This preview shows page 1. Sign up to view the full content.
Unformatted text preview: ed it to the tray. The infant picked it up and dropped it again, and the father
picked it up again. This cycle wet on for quite a while. From the infant’s
perspective, this was a great game because she was initiating an experience
through her behavior. She was acting with the intent of repeating an experience,
and the adults had the privilege of witnessing a circular reaction.
Object permanence. Object permanence is infants’ understanding that
objects continue to exist even when they are out of sight (Piaget, 1954; Piaget &
Inhelder, 1969). Infants demonstrate object permanence by continuing to search
for objects that are partially or completely hidden. Piaget believed that a complete 10 understanding of object permanence did not develop until 18 to 24 months of age,
but other research suggests that object permanence may be present as early as
two-and-one-half months of age (Carey & Xu, 2001). Consider this young
mother’s experience with object permanence.
⇒ Mary remembers a few months ago when she could cause Sally to lose
interest in a toy by putting the toy behind her back. Now, Sally points
and tries to look behind Mary.
Object permanence is important to Piagetians because it means that infants
are starting to make the transition from thinking through their actions to thinking
symbolically with mental representations such as images and ideas. They can use
these symbols to think about objects that they are no longer experiencing directly,
and the development of object permanence provides the basis for the rapid
development of symbolic thought in the next stage.
The preoperational stage begins at the end of the sensorimotor stage and
typically continues until approximately age six or seven. Children’s thinking
during this period is characterized by rapid increases in their ability to think
symbolically, and by a series of characteristics that make their thought processes
quite different from those of older children and adults.
Symbolic thought. Piagetians refer to the ability to think symbolically as
the semiotic function (Piaget & Inhelder, 1969). The semiotic function means 11 that children are not restricted to thinking through their immediate and direct
sensorimotor experiences with their environments. They now can manipulate
mental symbols that represent those experiences. The development of the semiotic
function is observable in a number of children’s behavior patterns including
deferred imitation and the capability for symbolic play.
Deferred imitation is the ability to imitate a model that is no longer
present. Deferred imitation involves storing and using symbolic representations of
past experiences in future situations. For example, a young child observes another
child throw a tantrum to get a desired toy. Later that child imitates the same
behavior when trying to get a toy she wants.

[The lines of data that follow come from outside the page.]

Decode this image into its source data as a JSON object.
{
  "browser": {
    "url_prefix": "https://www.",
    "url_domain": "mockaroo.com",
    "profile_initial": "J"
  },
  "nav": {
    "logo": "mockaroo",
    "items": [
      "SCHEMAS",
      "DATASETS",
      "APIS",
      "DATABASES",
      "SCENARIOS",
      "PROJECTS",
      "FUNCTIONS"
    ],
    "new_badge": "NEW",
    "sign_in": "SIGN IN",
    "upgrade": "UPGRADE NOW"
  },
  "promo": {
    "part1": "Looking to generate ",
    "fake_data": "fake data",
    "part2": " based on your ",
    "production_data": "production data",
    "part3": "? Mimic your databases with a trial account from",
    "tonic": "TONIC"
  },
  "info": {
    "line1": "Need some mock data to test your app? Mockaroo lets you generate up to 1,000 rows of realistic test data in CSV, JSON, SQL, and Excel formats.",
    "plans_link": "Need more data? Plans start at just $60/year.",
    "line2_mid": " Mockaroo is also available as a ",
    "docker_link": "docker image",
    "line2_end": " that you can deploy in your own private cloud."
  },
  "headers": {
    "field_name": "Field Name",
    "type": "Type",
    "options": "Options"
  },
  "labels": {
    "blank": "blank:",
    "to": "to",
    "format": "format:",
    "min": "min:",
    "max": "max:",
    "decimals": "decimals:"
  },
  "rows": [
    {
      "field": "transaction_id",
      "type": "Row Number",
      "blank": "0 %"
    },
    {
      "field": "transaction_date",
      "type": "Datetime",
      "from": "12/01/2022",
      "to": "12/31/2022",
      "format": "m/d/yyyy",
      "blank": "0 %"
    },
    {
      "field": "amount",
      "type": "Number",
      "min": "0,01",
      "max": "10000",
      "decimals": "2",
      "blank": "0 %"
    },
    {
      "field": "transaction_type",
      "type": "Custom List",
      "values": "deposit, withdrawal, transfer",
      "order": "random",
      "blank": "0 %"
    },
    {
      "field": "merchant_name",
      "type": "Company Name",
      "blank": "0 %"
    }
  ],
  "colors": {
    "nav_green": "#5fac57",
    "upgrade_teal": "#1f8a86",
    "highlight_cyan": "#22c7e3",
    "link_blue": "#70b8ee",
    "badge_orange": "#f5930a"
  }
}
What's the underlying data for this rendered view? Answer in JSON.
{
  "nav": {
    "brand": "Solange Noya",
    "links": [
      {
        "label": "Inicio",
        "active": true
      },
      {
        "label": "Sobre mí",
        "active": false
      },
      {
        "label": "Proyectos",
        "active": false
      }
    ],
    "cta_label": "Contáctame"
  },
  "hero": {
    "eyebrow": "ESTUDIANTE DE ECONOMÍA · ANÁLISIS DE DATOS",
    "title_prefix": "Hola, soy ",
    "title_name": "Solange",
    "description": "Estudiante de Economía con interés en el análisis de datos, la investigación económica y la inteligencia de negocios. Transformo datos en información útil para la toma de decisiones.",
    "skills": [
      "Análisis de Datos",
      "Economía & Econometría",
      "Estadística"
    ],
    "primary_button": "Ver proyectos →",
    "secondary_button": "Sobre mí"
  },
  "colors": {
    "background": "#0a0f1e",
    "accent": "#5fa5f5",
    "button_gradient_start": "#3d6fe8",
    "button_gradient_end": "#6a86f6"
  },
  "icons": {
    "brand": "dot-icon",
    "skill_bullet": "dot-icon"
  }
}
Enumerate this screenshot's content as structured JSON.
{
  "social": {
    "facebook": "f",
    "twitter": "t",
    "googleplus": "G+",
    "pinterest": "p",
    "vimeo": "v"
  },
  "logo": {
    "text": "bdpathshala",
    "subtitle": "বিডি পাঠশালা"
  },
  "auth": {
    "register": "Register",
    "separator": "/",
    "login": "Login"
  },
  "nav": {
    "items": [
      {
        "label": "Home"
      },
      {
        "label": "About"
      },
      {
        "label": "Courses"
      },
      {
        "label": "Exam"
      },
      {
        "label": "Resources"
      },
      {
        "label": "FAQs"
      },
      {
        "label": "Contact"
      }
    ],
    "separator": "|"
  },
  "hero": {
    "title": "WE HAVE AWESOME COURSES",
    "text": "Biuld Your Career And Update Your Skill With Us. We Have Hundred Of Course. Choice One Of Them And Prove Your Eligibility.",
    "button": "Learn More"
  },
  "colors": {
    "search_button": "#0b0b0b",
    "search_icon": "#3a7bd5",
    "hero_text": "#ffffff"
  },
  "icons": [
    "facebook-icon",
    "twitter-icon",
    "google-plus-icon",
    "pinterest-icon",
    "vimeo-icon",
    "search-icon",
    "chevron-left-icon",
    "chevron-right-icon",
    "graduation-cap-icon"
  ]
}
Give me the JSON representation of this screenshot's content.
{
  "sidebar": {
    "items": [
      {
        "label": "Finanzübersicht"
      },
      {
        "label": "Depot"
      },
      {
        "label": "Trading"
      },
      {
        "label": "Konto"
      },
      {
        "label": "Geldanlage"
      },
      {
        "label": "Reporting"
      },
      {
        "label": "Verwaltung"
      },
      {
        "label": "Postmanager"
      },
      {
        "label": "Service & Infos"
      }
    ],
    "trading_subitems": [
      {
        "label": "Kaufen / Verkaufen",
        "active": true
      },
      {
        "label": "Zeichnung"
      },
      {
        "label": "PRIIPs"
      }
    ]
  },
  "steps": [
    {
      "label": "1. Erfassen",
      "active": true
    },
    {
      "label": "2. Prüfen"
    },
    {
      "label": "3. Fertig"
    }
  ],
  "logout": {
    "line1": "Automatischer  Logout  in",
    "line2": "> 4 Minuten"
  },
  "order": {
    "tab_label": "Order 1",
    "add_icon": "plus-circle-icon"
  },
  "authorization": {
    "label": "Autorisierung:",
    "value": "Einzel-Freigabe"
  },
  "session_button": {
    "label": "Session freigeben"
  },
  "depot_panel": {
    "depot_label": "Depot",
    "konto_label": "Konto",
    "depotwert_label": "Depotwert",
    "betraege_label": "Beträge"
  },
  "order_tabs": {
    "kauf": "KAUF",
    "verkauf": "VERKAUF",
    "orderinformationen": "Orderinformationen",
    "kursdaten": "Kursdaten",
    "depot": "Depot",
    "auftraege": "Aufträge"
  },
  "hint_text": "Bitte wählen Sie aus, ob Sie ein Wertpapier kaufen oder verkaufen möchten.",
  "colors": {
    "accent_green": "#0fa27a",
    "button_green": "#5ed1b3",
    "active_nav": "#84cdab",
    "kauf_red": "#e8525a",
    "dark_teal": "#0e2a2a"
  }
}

Symbolic play or pretend play occurs when children use themselves or
objects in their environment to represent other experiences or objec...
View Full Document
This document was uploaded on 03/29/2014 for the course EPS 324 at N. Arizona.
- Spring '08